The More Things Change
Also: China box office, Disney+ cancels something, a disappointing sequel.
Awards: We’re still three weeks away from the Academy Awards. Does anyone care about the SAG Awards? I am glad that Yuh-Jung Youn won for Best Supporting for her performance as the cranky grandmother in Minari. [The Wrap]
Box Office: I suppose everybody in China has already seen Godzilla vs. Kong? It opened there a week earlier than North America, so that must be why it’s already dropped to #2 in the box office totals. [Variety]
Streaming: The first Disney+ cancellation! I watched The Right Stuff earlier this year; it was a deliberately-paced (i.e. slow) consideration of Tom Wolfe’s book that focused on minor beats, far off the Philip Kaufman film in tone and pace. The first season expired rather than ended, so the news that it has not been renewed is not surprising. Reportedly, it’s being “shopped” around to other services; I suppose it could do alright on a basic cable channel that needed dramatic content. [Deadline]
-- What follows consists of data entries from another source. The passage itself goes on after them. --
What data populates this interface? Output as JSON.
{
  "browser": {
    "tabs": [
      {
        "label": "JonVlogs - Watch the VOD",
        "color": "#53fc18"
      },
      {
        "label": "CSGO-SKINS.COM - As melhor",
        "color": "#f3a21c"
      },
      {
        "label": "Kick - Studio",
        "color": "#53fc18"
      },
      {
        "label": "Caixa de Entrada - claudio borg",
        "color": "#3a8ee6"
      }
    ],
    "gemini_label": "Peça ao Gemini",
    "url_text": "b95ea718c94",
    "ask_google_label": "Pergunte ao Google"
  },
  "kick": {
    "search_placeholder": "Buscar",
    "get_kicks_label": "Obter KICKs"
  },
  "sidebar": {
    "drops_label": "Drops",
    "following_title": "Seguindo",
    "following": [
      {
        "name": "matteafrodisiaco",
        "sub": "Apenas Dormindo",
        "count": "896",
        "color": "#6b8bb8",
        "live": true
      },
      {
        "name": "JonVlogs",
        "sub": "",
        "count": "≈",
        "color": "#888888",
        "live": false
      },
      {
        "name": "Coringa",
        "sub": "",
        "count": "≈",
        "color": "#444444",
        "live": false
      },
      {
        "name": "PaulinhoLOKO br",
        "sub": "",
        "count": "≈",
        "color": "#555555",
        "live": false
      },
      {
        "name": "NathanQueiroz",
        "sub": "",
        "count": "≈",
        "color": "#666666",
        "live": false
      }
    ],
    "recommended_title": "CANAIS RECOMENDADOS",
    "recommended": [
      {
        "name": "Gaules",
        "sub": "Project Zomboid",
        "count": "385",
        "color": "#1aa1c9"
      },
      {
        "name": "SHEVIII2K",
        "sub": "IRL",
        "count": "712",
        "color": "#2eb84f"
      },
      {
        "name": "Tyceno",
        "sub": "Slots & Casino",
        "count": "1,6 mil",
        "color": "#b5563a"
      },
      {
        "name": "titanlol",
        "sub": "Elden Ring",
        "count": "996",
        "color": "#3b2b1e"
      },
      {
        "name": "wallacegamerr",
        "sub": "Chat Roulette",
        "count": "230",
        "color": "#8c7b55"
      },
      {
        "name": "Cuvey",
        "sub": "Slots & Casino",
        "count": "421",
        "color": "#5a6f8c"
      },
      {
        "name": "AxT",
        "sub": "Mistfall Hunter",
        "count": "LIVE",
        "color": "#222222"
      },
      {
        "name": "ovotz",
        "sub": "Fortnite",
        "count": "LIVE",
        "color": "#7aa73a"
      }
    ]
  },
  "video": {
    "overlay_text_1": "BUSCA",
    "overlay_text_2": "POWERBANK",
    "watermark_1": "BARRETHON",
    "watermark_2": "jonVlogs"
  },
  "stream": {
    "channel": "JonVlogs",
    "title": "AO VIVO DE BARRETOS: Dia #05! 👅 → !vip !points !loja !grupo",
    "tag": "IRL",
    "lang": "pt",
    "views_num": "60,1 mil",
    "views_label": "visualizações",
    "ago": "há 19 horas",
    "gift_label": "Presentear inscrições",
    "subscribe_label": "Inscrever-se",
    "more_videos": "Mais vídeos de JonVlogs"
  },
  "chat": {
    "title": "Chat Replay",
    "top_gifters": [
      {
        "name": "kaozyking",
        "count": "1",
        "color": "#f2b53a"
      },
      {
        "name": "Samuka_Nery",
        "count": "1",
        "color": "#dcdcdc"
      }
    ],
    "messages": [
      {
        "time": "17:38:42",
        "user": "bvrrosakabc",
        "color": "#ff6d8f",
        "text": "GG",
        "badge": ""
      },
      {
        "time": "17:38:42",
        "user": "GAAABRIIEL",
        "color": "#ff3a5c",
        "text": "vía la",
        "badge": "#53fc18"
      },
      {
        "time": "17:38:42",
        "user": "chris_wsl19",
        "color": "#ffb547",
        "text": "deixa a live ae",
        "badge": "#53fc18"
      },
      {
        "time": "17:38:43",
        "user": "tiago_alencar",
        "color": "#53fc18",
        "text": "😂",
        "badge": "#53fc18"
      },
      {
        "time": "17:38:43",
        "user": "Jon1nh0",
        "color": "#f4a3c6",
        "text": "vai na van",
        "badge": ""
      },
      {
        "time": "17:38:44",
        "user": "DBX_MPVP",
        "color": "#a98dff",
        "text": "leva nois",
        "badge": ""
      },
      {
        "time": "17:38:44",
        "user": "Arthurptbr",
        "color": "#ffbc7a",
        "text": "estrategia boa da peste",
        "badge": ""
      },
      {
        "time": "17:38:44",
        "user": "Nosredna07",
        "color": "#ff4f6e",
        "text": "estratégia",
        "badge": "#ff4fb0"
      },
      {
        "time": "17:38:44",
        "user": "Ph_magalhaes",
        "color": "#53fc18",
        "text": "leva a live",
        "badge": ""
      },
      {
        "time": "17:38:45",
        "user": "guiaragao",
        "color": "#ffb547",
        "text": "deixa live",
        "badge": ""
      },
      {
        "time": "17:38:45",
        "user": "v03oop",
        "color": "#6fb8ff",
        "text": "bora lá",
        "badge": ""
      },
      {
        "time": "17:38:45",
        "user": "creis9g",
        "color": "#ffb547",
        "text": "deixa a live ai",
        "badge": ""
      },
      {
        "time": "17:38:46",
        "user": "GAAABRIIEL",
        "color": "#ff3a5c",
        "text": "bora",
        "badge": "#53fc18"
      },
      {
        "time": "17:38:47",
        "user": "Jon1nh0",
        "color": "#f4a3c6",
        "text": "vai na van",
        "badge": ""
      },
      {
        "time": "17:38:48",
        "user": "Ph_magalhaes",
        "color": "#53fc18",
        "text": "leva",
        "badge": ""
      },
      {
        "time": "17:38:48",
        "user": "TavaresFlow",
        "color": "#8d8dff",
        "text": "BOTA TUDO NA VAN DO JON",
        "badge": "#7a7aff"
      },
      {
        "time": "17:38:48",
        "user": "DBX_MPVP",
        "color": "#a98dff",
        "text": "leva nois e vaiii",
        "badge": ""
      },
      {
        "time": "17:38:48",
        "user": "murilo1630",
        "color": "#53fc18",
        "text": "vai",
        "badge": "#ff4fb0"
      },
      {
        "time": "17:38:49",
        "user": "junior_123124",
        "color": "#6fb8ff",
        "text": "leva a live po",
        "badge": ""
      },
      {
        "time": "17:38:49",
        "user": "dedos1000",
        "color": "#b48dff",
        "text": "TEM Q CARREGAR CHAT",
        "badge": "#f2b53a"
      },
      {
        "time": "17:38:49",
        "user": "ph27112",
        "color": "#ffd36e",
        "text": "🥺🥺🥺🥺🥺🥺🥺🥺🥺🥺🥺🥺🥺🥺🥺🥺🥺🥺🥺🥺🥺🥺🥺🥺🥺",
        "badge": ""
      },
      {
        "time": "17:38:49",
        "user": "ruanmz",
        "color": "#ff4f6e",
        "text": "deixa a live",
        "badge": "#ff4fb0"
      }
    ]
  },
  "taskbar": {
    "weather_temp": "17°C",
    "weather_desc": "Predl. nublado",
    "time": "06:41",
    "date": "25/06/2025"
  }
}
Monster Sequel Disappointment: Yearning to educate myself about kaiju movies, I watched the original Gojira (1954) again, which was was even better and more poignant than I remembered. It sets a mournful tone that completely envelops the idea of a giant monster around images that, I imagine, would be completely upsetting to an audience that actually witnessed the terrors in person just a few years before. (Compare and contrast with Hollywood’s various attempts to dramatize 9/11.)
Fueled by that and also in the mood for a change of pace, I streamed the immediate followup, Godzilla Raids Again (1955), a sequel that is notable only for how unremarkable it is, save for the model/destruction effects. It points to the problems that have plagued sequels every since, namely, that the filmmakers don’t realize what makes the original work so well (atmosphere, tone) and just duplicate the elements that are easier to do (model/destruction effects). We’ve seen that countless times in recent sequels and threequels and pre-quels; it all depends on a filmmaker being allowed the freedom to impose his own creative vision, which is why I think Adam Wingard’s fourth installment works so well. But maybe that’s just me. [The Criterion Channel]